To this, the court asked why the aggrieved petitioners did not file an FIR.
Rakesh Dwivedi, a senior advocate representing Abdi, replied that they have not filed a police complaint yet because it is a matter of “very wide dimensions”. “Ordinary individuals, writing on issues that concern the government, cannot be subjected to surveillance,” he said. “This is not a case of an individual's phone being bugged. It’s mass action. It’s a case where the Indian government should have taken action on its own.”
‘What’s there in your petition?’
Talking specifically about Sharma’s plea, the judges said they didn’t see the point of it. “I do not know why you filed the writ petition? Except newspaper cuttings, what is there in your petition?” Surya Kant asked Sharma. “You want us to collect the material and argue your case. This is not the way of filing a PIL.”
The judge noted that Sharma had sent a complaint to the CBI about the snooping on July 21 and filed the plea the next day. “You didn't even give them any time to respond,” he said.
Sharma responded that his plea was “not based on newspaper cuttings” but on the facts NSO has admitted to in the US court.

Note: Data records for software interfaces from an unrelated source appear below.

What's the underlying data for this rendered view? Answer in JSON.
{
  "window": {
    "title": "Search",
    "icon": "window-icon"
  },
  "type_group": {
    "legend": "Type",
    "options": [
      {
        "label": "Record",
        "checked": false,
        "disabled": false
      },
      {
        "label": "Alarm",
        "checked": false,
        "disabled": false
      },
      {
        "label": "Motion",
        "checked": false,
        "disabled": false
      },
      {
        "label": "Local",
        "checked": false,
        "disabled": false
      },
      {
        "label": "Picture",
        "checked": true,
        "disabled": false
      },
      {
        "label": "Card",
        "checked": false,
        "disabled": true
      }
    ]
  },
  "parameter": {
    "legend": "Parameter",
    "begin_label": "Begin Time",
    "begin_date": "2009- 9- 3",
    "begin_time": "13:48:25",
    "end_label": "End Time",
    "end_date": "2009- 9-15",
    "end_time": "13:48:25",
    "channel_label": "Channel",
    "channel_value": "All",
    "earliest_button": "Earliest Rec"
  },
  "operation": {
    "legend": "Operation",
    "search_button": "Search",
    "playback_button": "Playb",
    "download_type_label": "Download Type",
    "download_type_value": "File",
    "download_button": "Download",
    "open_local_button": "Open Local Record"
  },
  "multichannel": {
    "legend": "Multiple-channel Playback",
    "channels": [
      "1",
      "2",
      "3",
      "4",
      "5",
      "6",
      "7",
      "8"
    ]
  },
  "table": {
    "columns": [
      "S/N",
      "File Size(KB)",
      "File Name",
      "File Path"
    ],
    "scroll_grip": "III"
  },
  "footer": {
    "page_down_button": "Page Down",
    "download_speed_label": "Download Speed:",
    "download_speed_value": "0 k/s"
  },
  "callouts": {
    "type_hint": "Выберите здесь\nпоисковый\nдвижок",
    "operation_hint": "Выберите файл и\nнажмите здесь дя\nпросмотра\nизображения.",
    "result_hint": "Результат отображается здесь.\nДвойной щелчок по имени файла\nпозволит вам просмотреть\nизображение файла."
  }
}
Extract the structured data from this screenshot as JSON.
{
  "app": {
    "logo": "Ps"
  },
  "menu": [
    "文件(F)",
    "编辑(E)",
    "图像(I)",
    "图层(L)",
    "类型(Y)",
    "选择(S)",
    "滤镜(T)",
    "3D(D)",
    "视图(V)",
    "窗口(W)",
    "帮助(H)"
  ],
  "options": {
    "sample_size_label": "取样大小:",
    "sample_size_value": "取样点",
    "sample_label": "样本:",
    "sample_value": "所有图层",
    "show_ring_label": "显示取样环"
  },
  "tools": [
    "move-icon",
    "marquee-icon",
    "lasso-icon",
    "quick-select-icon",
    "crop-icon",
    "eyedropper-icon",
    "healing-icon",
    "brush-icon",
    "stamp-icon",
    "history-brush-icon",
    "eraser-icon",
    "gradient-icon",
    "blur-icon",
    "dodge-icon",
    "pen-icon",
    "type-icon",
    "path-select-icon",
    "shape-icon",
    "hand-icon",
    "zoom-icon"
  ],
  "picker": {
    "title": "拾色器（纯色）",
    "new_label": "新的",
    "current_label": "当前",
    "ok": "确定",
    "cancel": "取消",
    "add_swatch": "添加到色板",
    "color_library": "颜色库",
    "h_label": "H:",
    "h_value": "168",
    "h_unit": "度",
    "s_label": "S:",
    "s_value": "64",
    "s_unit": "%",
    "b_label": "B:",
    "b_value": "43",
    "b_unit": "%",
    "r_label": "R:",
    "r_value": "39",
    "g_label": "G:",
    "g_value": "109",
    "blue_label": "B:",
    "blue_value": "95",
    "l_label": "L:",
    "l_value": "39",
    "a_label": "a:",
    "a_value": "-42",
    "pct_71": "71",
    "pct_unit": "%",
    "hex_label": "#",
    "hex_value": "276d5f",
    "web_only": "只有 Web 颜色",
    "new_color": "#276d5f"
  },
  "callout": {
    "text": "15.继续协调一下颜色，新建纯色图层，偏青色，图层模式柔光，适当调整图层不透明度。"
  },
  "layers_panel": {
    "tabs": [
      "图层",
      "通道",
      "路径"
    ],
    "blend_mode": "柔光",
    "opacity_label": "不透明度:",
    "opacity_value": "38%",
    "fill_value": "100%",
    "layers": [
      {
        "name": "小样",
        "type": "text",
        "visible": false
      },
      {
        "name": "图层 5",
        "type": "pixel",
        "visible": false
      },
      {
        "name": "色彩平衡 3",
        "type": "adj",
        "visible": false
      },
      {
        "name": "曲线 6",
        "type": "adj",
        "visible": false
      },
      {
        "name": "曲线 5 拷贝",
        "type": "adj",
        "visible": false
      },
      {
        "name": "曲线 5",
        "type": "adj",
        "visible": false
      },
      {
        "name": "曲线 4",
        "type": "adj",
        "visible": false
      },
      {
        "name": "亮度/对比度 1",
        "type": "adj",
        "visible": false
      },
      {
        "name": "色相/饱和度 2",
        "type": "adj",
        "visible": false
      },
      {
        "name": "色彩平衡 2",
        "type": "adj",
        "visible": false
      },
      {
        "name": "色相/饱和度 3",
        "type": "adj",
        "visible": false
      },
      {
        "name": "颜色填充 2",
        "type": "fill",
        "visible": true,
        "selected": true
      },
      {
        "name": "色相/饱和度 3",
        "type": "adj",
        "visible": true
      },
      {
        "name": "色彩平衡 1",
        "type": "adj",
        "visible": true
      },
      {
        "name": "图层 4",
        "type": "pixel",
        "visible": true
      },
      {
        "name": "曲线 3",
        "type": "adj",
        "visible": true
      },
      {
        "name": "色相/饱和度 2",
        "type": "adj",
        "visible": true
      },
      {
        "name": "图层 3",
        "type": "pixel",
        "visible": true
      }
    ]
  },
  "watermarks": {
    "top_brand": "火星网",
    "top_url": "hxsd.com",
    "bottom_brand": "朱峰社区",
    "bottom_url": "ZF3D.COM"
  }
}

The bench, however, said they are “unable” to hear his petition.
The rest of the petitions will next be heard on August 10.